The Justice-in-Education Initiative is a collaboration between the Heyman Center for the Humanities and the Center for Justice at Columbia University, along with the Media and Idea Lab of the Center for the Study of Ethnicity and Race, to provide educational opportunities to incarcerated and formerly incarcerated persons and to integrate further the study of justice into the Columbia University curriculum.
Although, the United States comprises only five percent of the world’s population, we have more than twenty-five percent of the world’s prisoners. Columbia University sits at the heart of our current mass incarceration crisis. According to the Justice Atlas of Sentencing and Corrections, more than 50% of all incarcerated Manhattanites call Harlem home. Yet statistical evidence overwhelmingly confirms that a college education reduces recidivism, increases employment opportunities, and strengthens communities. The Justice-in-Education Initiative seeks to provide greater educational opportunities to those who are or have been incarcerated, as well as to enrich the academic life of faculty and students wishing to engage in issues of contemporary justice.
For more information about programs, events, and people, see the Justice-in-Education website.
The Justice-in-Education Initiative aims to do the following:
Aim 1 is to offer courses, taught by Columbia instructors, in local prisons and to provide those who have come home from prison with the opportunity to continue their education at Columbia and its partner institutions, drawing on the support of community organizations.
The Justice-in-Education Initiative offers courses, taught by Columbia instructors, in local prisons and provides those who have come home from prison with the opportunity to continue their education at Columbia and its partner institutions. For formerly incarcerated persons and court-involved youth, Justice-in-Education provides a skills-intensive humanities course offered through Columbia's Department of English and Comparative Literature and conducted on Columbia's Morningside Campus.
Aim 2 is to provide opportunities for jailed youth to reengage with education.
In Rikers Island jail, where the average stay is around three months, Columbia faculty and students are offering college-oriented educational programming to youth and young adults ages 16 to 24 years. These programs – that take the form of mini-courses on topics including hip hop/beat making, computer coding, and developing a business plan – are designed to reengage young people who are incarcerated.
Aim 3 is to develop strong curricular support for the effective engagement of Columbia faculty and students in prison and jail education.

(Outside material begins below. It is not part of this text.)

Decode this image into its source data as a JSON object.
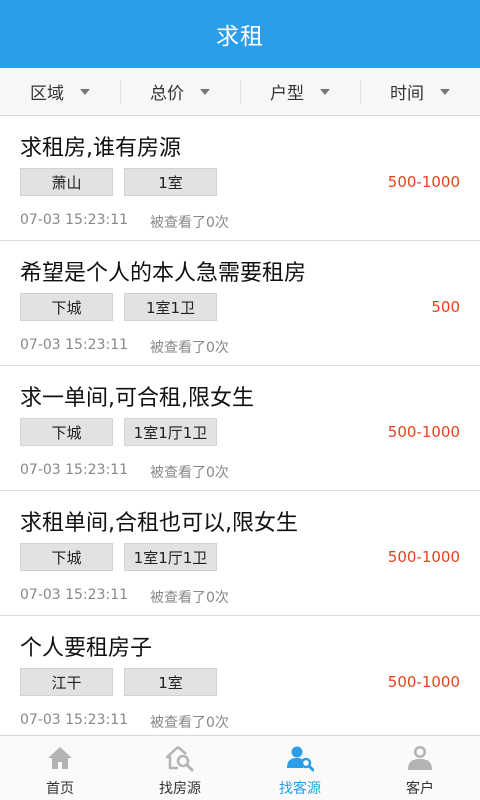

The Justice-in-Education Initiative provides Columbia students and faculty with an interdisciplinary framework for understanding criminal justice issues by supporting the development of new course offerings within the undergraduate curriculum that engage contemporary issues of justice. It also supports the development of a new website, designed in conjunction with Core preceptors and students, that would support discussion of contemporary justice issues.
Aim 4 is to change public and political thinking about the importance of access to higher education for the incarcerated and the formerly incarcerated.
In collaboration with the Media and Idea Lab at the Center for the Study of Ethnicity and Race, the Justice-in-Education Initiative will address how to change the narrative about incarcerated people so as to emphasize their potential to grow and develop. Columbia faculty and students will work with community partners to produce new narratives about incarceration. These stories will emphasize the role of education in human development, whether behind bars or in the successful reentry of those coming home from prison.
The Justice-in-Education Initiative strives to not only make higher education available to a population that has been effectively excluded from it, but also contribute to the growing movement to end mass incarceration.
The Justice-in-Education Initiative is supported by a grant from the Andrew W. Mellon Foundation.
For more information, please contact us at [email protected] or 212-854-1277.
Public Humanities Initiative
Featured PHI News
- October 4, 2017 Medical and Health Humanities website launches, founded by SOF Fellow Arden Hegele
- September 18, 2017 The Rikers Coding Project Workshops
- August 21, 2017 Carl Hart, Dirk Ziff Professor of Psychology, writes OpEd in the NYT on “The Real Opioid Emergency”
- July 27, 2017 Justice in Education Scholar Topeka K. Sam named 2017 Soros Justice Fellow